On the other hand if it is a method or process (which might involve the use of novel or not novel devices) the use and outcome of the use matters.
Of course it makes sense to describe a problem and how your invention solves it. This form is especially important in patent applications outside the US.
In a method claim the particular steps to achieve some end result are claimed. An invention that can be applied in several ways might have different claims for the steps involved and the respective outcomes.
There are many uses for aspirin. A claim to a particular dose and regimen to reduce a headache would not prevent another from another dose and regimen to ward off heart attacks. If you invented both you would need two separate claims and, in this divergent example, two patents.
Either find a way to generalize the description of the steps and outcomes to cover many “use cases” or write distinct claims for each. You might aim at getting a patent that covers a few lucrative uses and not worry if some other uses remain out if your control.
Any use you disclose would be one unpatentable by others even if you do not have a claim that addresses it. In the US a follow up divisional application could claim those disclosed methods if filings were timely.
Regarding design around - if you have two uses of the core inventive concept and you solidly claim use A but not use B then people can perform use B. That is not designing around it is taking something you left on the table.
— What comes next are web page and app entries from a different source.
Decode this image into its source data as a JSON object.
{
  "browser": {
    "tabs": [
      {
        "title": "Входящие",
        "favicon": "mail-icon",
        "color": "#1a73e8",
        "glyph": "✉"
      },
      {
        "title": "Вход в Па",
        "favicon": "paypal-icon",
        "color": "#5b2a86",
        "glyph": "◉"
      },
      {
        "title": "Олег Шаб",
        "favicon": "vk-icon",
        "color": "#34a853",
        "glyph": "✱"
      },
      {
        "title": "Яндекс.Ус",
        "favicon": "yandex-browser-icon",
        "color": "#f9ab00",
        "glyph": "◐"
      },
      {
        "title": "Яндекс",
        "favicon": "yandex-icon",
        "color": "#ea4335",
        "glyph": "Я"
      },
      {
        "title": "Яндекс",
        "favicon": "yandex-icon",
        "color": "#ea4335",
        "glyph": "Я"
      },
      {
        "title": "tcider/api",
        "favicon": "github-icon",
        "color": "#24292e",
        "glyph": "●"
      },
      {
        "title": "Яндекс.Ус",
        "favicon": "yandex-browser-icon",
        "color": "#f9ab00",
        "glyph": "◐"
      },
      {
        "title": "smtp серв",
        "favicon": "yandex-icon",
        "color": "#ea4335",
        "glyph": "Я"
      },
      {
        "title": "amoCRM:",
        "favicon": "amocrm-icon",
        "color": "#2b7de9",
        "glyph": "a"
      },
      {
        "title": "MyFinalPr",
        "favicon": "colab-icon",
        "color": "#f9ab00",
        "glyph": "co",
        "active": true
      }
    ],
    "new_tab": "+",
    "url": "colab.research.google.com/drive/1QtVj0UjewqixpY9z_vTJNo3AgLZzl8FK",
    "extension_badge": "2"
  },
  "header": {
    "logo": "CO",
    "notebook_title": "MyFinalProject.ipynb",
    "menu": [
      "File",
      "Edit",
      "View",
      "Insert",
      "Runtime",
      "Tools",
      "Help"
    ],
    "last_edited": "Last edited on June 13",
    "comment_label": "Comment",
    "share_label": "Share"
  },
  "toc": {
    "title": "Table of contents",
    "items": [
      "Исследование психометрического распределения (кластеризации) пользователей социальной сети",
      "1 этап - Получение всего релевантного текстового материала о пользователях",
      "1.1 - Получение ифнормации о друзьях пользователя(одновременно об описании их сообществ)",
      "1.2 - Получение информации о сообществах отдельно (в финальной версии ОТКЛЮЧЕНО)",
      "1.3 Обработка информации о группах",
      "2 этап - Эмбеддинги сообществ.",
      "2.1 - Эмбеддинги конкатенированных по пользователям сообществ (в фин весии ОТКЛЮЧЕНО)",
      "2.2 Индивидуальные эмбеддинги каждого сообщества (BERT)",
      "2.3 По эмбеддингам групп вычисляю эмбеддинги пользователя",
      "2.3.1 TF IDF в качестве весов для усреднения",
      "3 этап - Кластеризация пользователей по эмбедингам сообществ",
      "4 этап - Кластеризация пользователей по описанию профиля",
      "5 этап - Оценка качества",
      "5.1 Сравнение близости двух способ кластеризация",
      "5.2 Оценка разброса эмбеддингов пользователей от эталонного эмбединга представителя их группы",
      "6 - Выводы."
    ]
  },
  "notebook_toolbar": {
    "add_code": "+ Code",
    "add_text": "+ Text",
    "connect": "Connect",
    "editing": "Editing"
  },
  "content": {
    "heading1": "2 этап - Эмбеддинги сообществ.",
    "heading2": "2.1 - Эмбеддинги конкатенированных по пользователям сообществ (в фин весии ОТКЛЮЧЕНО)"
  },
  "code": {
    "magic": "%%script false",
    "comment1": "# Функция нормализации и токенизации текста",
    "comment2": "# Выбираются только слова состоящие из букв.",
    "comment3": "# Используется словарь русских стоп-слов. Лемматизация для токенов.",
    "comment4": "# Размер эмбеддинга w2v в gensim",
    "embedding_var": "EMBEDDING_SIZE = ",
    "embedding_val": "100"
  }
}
If your claim to use A has unneeded steps or unneeded specificity in a step then it can be designed around by leaving out the step or modification of a step that does not significantly hurt functionality.